----- Exercise materials
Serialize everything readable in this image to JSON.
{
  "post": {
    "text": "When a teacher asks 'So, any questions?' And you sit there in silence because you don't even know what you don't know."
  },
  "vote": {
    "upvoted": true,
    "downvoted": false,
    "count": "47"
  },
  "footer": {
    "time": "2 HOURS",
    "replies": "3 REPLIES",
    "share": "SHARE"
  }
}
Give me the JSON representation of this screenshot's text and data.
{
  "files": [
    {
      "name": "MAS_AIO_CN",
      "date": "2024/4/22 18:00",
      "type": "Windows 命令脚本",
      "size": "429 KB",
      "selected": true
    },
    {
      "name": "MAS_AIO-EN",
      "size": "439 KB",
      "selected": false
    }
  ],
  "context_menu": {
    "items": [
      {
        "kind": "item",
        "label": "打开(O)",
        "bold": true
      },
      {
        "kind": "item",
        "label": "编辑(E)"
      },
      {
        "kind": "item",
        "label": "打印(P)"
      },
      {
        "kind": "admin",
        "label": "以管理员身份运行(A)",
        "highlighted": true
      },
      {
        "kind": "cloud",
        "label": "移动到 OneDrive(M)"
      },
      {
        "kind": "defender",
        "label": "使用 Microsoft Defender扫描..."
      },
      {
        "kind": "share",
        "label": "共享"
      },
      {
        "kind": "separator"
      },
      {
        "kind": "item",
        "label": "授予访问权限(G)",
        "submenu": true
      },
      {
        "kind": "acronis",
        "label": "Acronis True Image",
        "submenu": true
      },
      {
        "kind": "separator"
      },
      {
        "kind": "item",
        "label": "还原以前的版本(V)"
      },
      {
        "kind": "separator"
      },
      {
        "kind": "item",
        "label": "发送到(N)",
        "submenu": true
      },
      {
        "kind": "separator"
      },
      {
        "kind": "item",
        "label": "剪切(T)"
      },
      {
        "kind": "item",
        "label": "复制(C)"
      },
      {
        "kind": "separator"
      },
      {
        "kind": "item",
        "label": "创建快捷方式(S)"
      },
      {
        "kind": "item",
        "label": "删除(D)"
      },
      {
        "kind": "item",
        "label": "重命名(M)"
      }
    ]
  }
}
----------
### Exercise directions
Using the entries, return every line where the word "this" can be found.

### Exercise solution
Serialize everything readable in this image to JSON.
Give me the JSON representation of this screenshot's text and data.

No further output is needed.